Luke Pople was part of the debut team for the 3×3 men’s wheelchair basketball for Australia. [Source: Commonwealth Games Australia]
Luke Pople was part of the debut team for the 3×3 men’s wheelchair basketball for Australia. [Source: Commonwealth Games Australia]

The 2022 Commonwealth Games in Birmingham is coming to an end today, with Australian para-athletes competing in a range of events and contributing to the country’s success.

Australian para-athletes competed across events in athletics, swimming, cycling, table tennis, powerlifting, lawn bowls, triathlon and basketball.

One of Australia’s last medals of the Games was Lin Ma’s silver in the men’s 8-10 singles para table tennis against Welshman Joshua Stacey in a thrilling final.

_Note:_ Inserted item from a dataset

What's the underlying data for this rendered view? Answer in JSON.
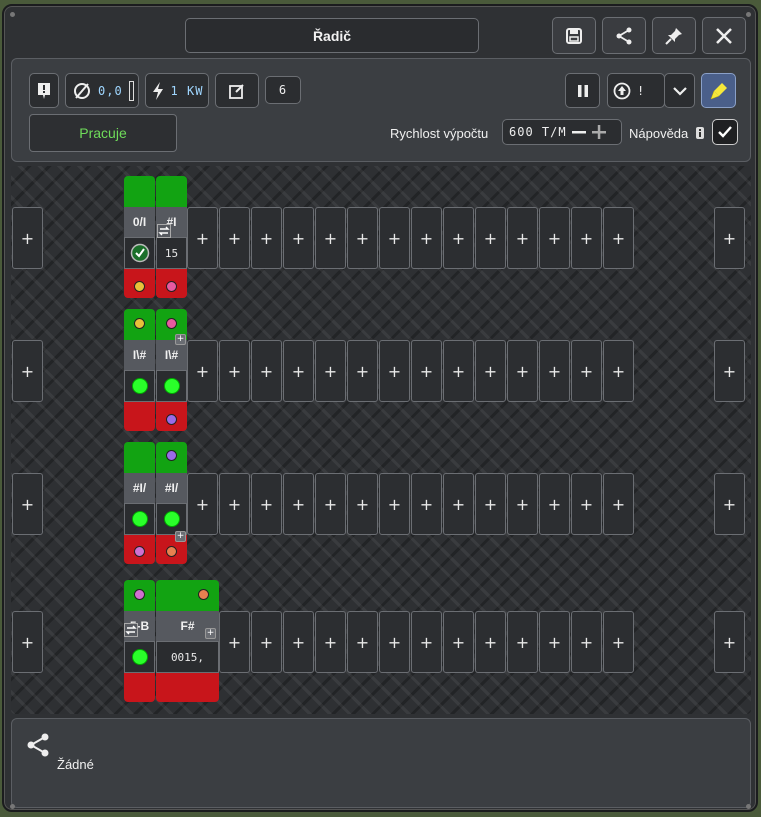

Paralympian Yang Qian started the success in para table tennis for Australia with a win in the women’s 6-10 singles, overcoming tiebreaks in two of the four games it took to secure gold.

The Jackaroos lawn bowls team was no exception to the Australian tale of sporting success, as men’s para pair Damien Delgado and Chris Flavel took a 4-2 lead early in the final against Scotland.

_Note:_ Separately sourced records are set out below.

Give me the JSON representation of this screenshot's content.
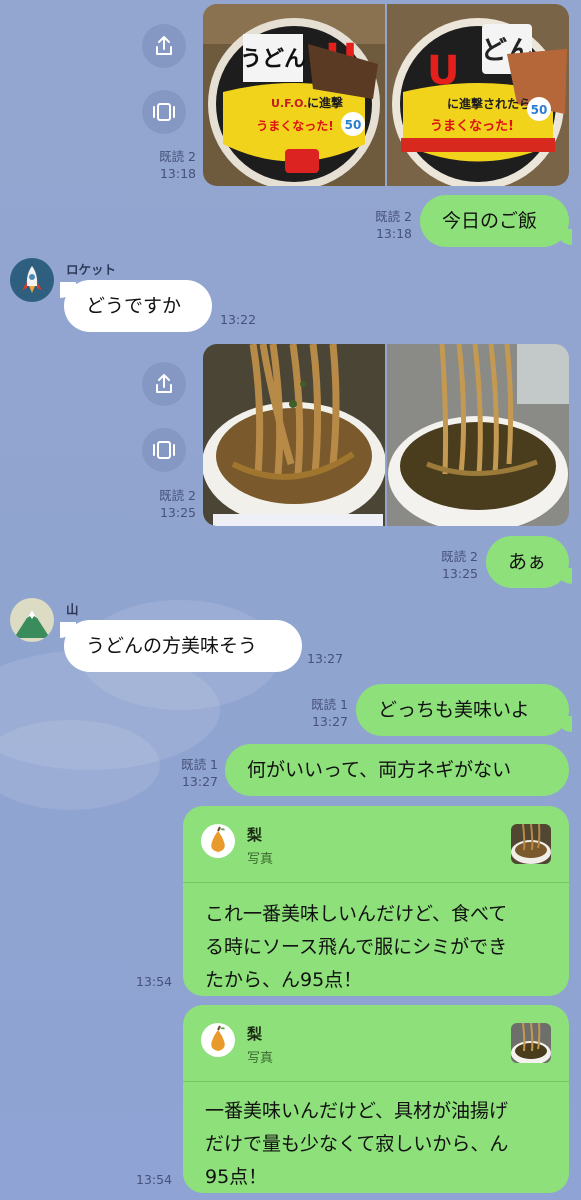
{
  "colors": {
    "background": "#92a5d1",
    "sent_bubble": "#8de07a",
    "received_bubble": "#ffffff",
    "meta_text": "#46527a"
  },
  "messages": {
    "m1": {
      "read": "既読 2",
      "time": "13:18",
      "share_icon": "share-icon",
      "gallery_icon": "gallery-icon"
    },
    "m2": {
      "read": "既読 2",
      "time": "13:18",
      "text": "今日のご飯"
    },
    "m3": {
      "sender": "ロケット",
      "avatar": "rocket-avatar",
      "text": "どうですか",
      "time": "13:22"
    },
    "m4": {
      "read": "既読 2",
      "time": "13:25"
    },
    "m5": {
      "read": "既読 2",
      "time": "13:25",
      "text": "あぁ"
    },
    "m6": {
      "sender": "山",
      "avatar": "mountain-avatar",
      "text": "うどんの方美味そう",
      "time": "13:27"
    },
    "m7": {
      "read": "既読 1",
      "time": "13:27",
      "text": "どっちも美味いよ"
    },
    "m8": {
      "read": "既読 1",
      "time": "13:27",
      "text": "何がいいって、両方ネギがない"
    },
    "m9": {
      "quote_sender": "梨",
      "quote_type": "写真",
      "lines": [
        "これ一番美味しいんだけど、食べて",
        "る時にソース飛んで服にシミができ",
        "たから、ん95点！"
      ],
      "time": "13:54"
    },
    "m10": {
      "quote_sender": "梨",
      "quote_type": "写真",
      "lines": [
        "一番美味いんだけど、具材が油揚げ",
        "だけで量も少なくて寂しいから、ん",
        "95点！"
      ],
      "time": "13:54"
    }
  }
}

However, the duo couldn’t hold onto the lead and finished 16-7 down, still claiming a respectable silver.

The women’s para pair in lawn bowls, Cheryl Lindfield and Serena Bonnell, also faced Scotland and went down 17-5, earning a silver medal.

Ms Lindfield was Australia’s oldest athlete at the Games, at 63 years of age, and dedicated the medal to her mother.

“I got a call just before we entered the village on day one, saying my mother hasn’t got long to live,” says Ms Lindfield.

“I think she’d be proud. I’m here today playing for her as well; she was a bowler, we played together.”

In the women’s para-powerlifting, Hani Watson snatched Australia’s first medal in the sport since 2006, a bronze, with a 127kg lift. She said it was a “great 40th birthday present”.

New basketball event excites athletes and the crowd

Another highlight of the Games was the debut of 3×3 wheelchair basketball, in which both the men’s and women’s Australian teams did very well.

Lachlin Dalton shot a two-pointer in overtime to defeat England in the semi-final and was key to Australia’s gold medal 11-9 win in the following match against Canada.

Teammate Luke Pople, who shot three consecutive goals to take Australia to the top position, says Mr Dalton’s nickname ‘The King Slayer’ is apt for a player in such good form.

“He’s been awesome all tournament. He’s the guy that gets the team up and about and he gets big shots,” says Mr Pople.

The women’s basketball team took silver against Canada, fighting hard but losing the final match 14-4.

With a smaller court and highly physical game style, the 3×3 basketball was a hit with crowds and a chance for athletes to show some different skills to what is required for full court basketball.

Australia’s wheelchair racers cycle to victory

Wheelchair racer Madison de Rozario starred as a consistent medallist at the Games, taking gold in the women’s T53-54 marathon and 1500m – in which she was followed closely by Australia Angie Ballard who earned silver.

Ms de Rozario claimed double gold medals for similar events at the 2018 Commonwealth Games and the Tokyo Paralympics.

She told AAP News the 1500m was a “cagey race” that she was “happy to come away with”.

“I’ve not done a lot of track work and the track is so technical, you get out of the habits of it,” says Ms de Rozario.

“I didn’t nail it out there, I made a few mistakes, but it all came together and I was really happy with it.

“It’s a different type of confidence you have to have [racing from the front].

“You can’t second-guess yourself in that moment; if there’s one mistake then it’s all gone.”

Now the most decorated Commonwealth Games Australian para-athlete, Ms de Rozario says she couldn’t let her previous successes put pressure on her to do well in the races.

“You try and look at each race in isolation, you can’t let whatever happens before colour it too much,” she told AAP News.

“But to get to retain a title is always a privilege.”

Fellow wheelchair racer, Sam Carter, secured a bronze medal in the men’s 1500m, against a “terrific group of athletes”, after switching from sprinting at the Rio and Tokyo Paralympics to the longer race for the Commonwealth Games.

Mr Carter says, “My first major championship medal, so a really incredible milestone for me. I’m feeling really motivated and onward and upward from here.

“I’ve been really loving the training and been falling in love with track all over again.”

Australia has finished the Games at the top of the medal tally with 66 gold, 55 silver and 53 bronze in total.

The Closing Ceremony will be held at 5 am AEST tomorrow morning.